“Did I tell you that they’re sending me to Bell Island?” Martin called from the hallway bathroom where he was doing a last once-over before leaving for work.
His daughter, Brooke, who was reading in the living room of her father’s Anacortes home, looked up from her book. “No. Where’s Bell Island?”
“Just east of Crane Island,” he said, now in the foyer as he gathered his things. “It should be a quick in-and-out, but I’ll have to charter a boat to get there. Probably be gone all day.”
Brooke nodded, brown eyes going back to her forensics textbook. Martin, her old man, was a private investigator often contracted out by the San Juan County police department to look into spurious goings on in their sleepy little corner of the world. Brooke had been raised in it, her mother having passed away when she was younger, and was fully committed on entering into the family business once she was done with school.
Though she wasn’t often privvy to the details of his cases, he had always, always told her where he was going and when he would be back… just in case. You never knew what trouble might find you in such a line of work. Dangerous situations happened.

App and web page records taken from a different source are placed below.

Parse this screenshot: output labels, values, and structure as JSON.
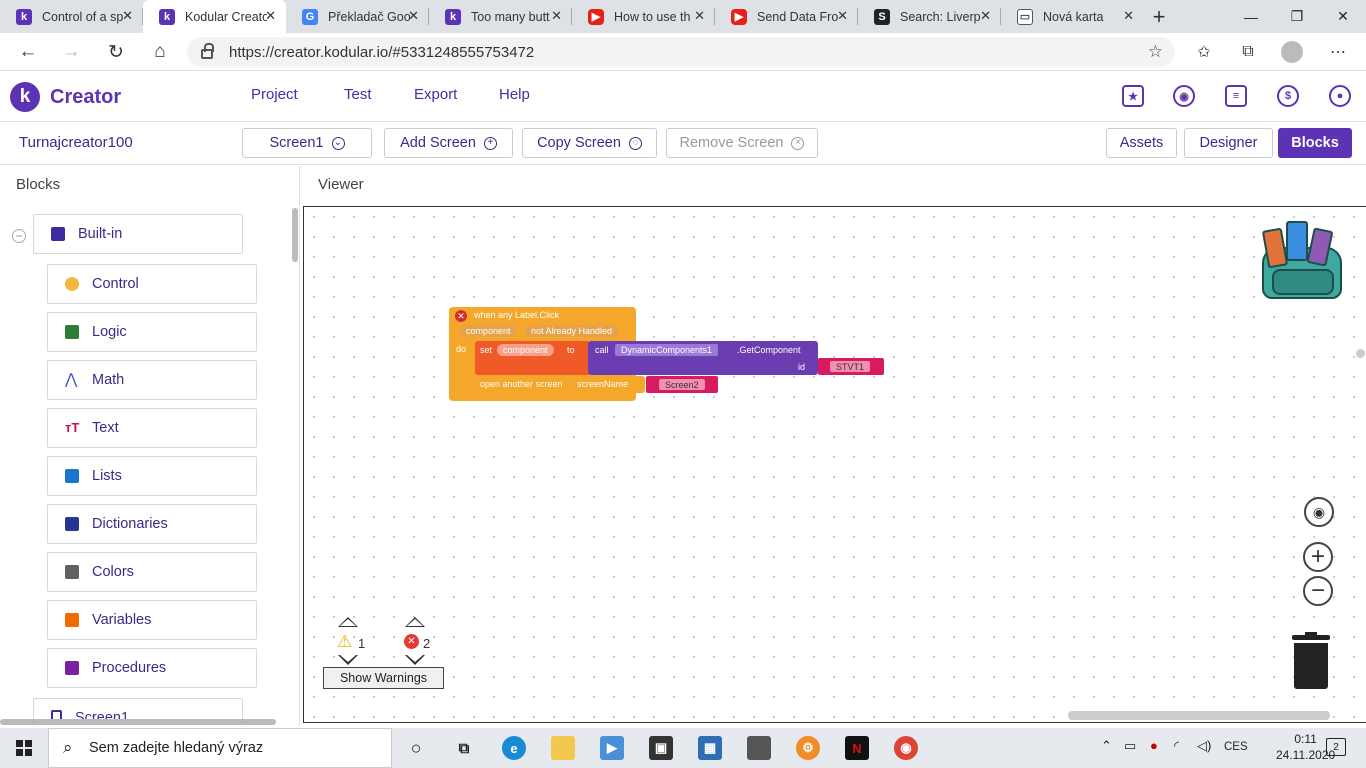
{
  "browser": {
    "tabs": [
      {
        "title": "Control of a sp",
        "icon": "kodular-icon",
        "color": "#5c33b4"
      },
      {
        "title": "Kodular Creato",
        "icon": "kodular-icon",
        "color": "#5c33b4",
        "active": true
      },
      {
        "title": "Překladač Goo",
        "icon": "google-translate-icon",
        "color": "#4285f4"
      },
      {
        "title": "Too many butt",
        "icon": "kodular-icon",
        "color": "#5c33b4"
      },
      {
        "title": "How to use th",
        "icon": "youtube-icon",
        "color": "#e62117"
      },
      {
        "title": "Send Data Fro",
        "icon": "youtube-icon",
        "color": "#e62117"
      },
      {
        "title": "Search: Liverp",
        "icon": "search-s-icon",
        "color": "#222222"
      },
      {
        "title": "Nová karta",
        "icon": "new-tab-icon",
        "color": "#555555"
      }
    ],
    "new_tab": "+",
    "url": "https://creator.kodular.io/#5331248555753472"
  },
  "app": {
    "logo_letter": "k",
    "name": "Creator",
    "menu": [
      "Project",
      "Test",
      "Export",
      "Help"
    ],
    "project_name": "Turnajcreator100",
    "screen_select": "Screen1",
    "add_screen": "Add Screen",
    "copy_screen": "Copy Screen",
    "remove_screen": "Remove Screen",
    "assets": "Assets",
    "designer": "Designer",
    "blocks": "Blocks",
    "accent": "#5c33b4"
  },
  "left": {
    "header": "Blocks",
    "builtin": "Built-in",
    "items": [
      {
        "label": "Control",
        "color": "#f4b63f"
      },
      {
        "label": "Logic",
        "color": "#2e7d32"
      },
      {
        "label": "Math",
        "color": "#3f51b5"
      },
      {
        "label": "Text",
        "color": "#c2185b"
      },
      {
        "label": "Lists",
        "color": "#1976d2"
      },
      {
        "label": "Dictionaries",
        "color": "#283593"
      },
      {
        "label": "Colors",
        "color": "#616161"
      },
      {
        "label": "Variables",
        "color": "#ef6c00"
      },
      {
        "label": "Procedures",
        "color": "#7b1fa2"
      }
    ],
    "screen_item": "Screen1"
  },
  "viewer": {
    "header": "Viewer",
    "event": {
      "title": "when any Label.Click",
      "param1": "component",
      "param2": "not Already Handled",
      "do": "do"
    },
    "set": {
      "set": "set",
      "var": "component",
      "to": "to"
    },
    "call": {
      "call": "call",
      "component": "DynamicComponents1",
      "method": ".GetComponent",
      "id": "id",
      "id_value": "STVT1"
    },
    "open": {
      "label": "open another screen",
      "param": "screenName",
      "value": "Screen2"
    },
    "warnings_count": "1",
    "errors_count": "2",
    "show_warnings": "Show Warnings"
  },
  "taskbar": {
    "search_placeholder": "Sem zadejte hledaný výraz",
    "lang": "CES",
    "time": "0:11",
    "date": "24.11.2020",
    "notif_count": "2"
  }
}
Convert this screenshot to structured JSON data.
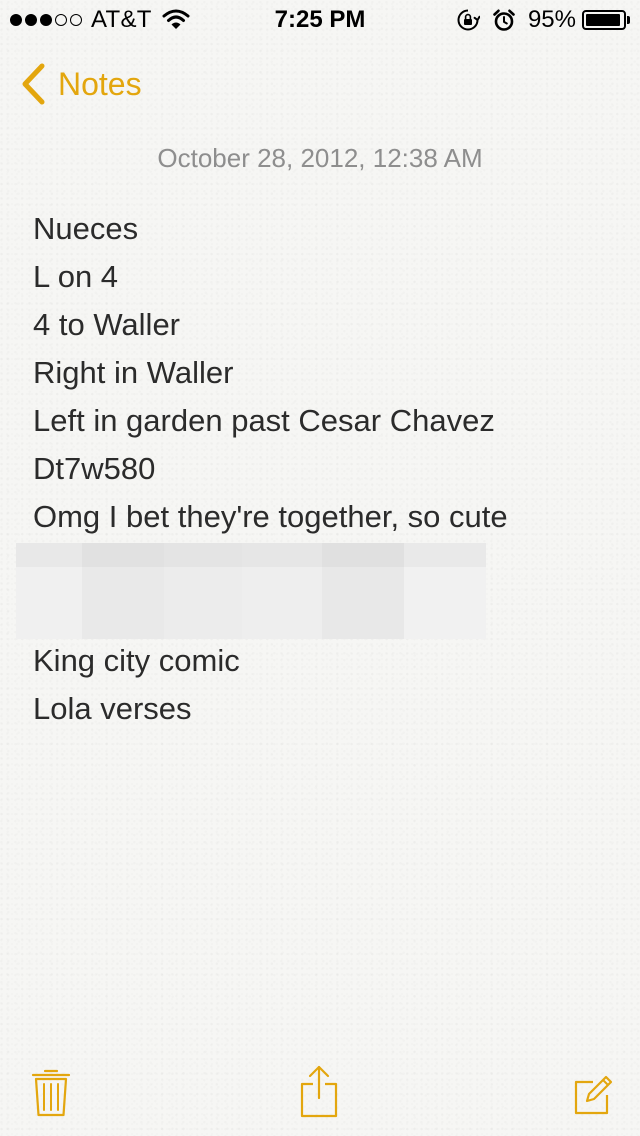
{
  "status_bar": {
    "carrier": "AT&T",
    "time": "7:25 PM",
    "battery_percent": "95%",
    "battery_level": 0.95,
    "signal_bars_filled": 3,
    "signal_bars_total": 5,
    "icons": [
      "wifi-icon",
      "orientation-lock-icon",
      "alarm-icon",
      "battery-icon"
    ]
  },
  "nav": {
    "back_label": "Notes",
    "back_icon": "chevron-left-icon"
  },
  "note": {
    "date": "October 28, 2012, 12:38 AM",
    "lines": [
      "Nueces",
      "L on 4",
      "4 to Waller",
      "Right in Waller",
      "Left in garden past Cesar Chavez",
      "Dt7w580",
      "Omg I bet they're together, so cute"
    ],
    "lines_after": [
      "King city comic",
      "Lola verses"
    ]
  },
  "toolbar": {
    "icons": [
      "trash-icon",
      "share-icon",
      "compose-icon"
    ]
  },
  "colors": {
    "accent": "#e3a60e",
    "date_text": "#8e8e8e",
    "body_text": "#2b2b2b",
    "background": "#f6f6f4"
  }
}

“What kind of case is it?”
“Private client,” he said, looking for his keys. “Guy wants to know what his business partner is up to… I guess the man dropped off the map a few years ago and still owns half the company.”
“Yikes,” she said non-committaly. “You think he’s dead?”
“That’s what we’re going to find out.” With keys successfully located, he opened the door and stepped out. “I’ll be back before dinner,” he called. “Have a good day!”
She flatly returned the goodbye and promptly went back to reading.
Her father was not, in fact, back before dinner. That in itself wasn’t especially unusual, but what was is the fact that he hadn’t contacted her all evening. She picked up the phone and called the station, but the young detective on the other end of the line hadn’t heard from Martin since the day before. Brooke was beginning to worry, sitting in tense silence over her microwave dinner as she tried to convince herself that maybe his phone was just dead, or maybe he dropped it into the water while on his way over, or…
Her own phone buzzed then: a text message from an unfamiliar number.
Hi honey, looks like I’ll be staying here for a few days
Relief washed over her… for a moment. Brooke looked at the message again, feeling that the wording wasn’t quite right. Her father had never called her honey – and the details were just vague enough to be suspicious. She started to get ready for bed, but sleep would be slow coming until the hamster wheel of thoughts stopped turning in her head.
School over the next two days kept her busy enough. Midterms were coming up, there was lab work to do, and her “side” job of answering the phones for her dad’s PI business distracted her from the fact that she hadn’t heard from him since that night. It all seemed like such a routine job – the guy was either there or he wasn’t, right? One morning she happened to discover that he hadn’t brought his medications with him: they were still on the bathroom counter, where he took them every morning before brushing his teeth. This was not good.
Brooke knew something was wrong, so she sat down at Martin’s desk and began to do her own research about where, exactly, the man had gone.
Bell Island, she found out, was a privately owned piece of land in the middle of the channel and some acres in size. A wealthy, young tech entrepreneur had bought and built on it some six years before, after his AI dev company, Orcasoft, launched a wildly successful IPO. 2 years ago, though, this entrepreneur, a certain Jack Ilyin, had taken an extended leave of absence and never returned, leaving his VP, Gary Patel, to run the whole damn show.
“Well this is interesting,” Brooke muttered to herself as she squinted at a headline showing up on the page of search results: Possible Orcasoft acquisition on the table. Google, apparently, was in talks with Mr. Patel about a buyout. But as Brooke suspected, a deal couldn’t be made until Ilyin could be tracked down – whether he approved or not was anyone’s guess at this point, but either way, the acquisition was dead in the water until they could get the man’s John Hancock on the dotted line.
Brooke sat back in the desk chair and thought. Certainly, she felt a little better now, knowing that her father was not likely in immediate physical danger. This was a high-profile business, run by high-profile businessmen – surely, then, the specifics of Ilyin’s apparent renunciation of society was a tangled mess of financial and legal complications that, truth be told, might be better hashed out in court.
Of course, that’s probably the advice her father was giving to Mr. Ilyin right now, but still… Brooke wanted to make sure everything was alright. And at least take him his medications. She glanced at the clock, and decided to call up a friend of hers at the marina.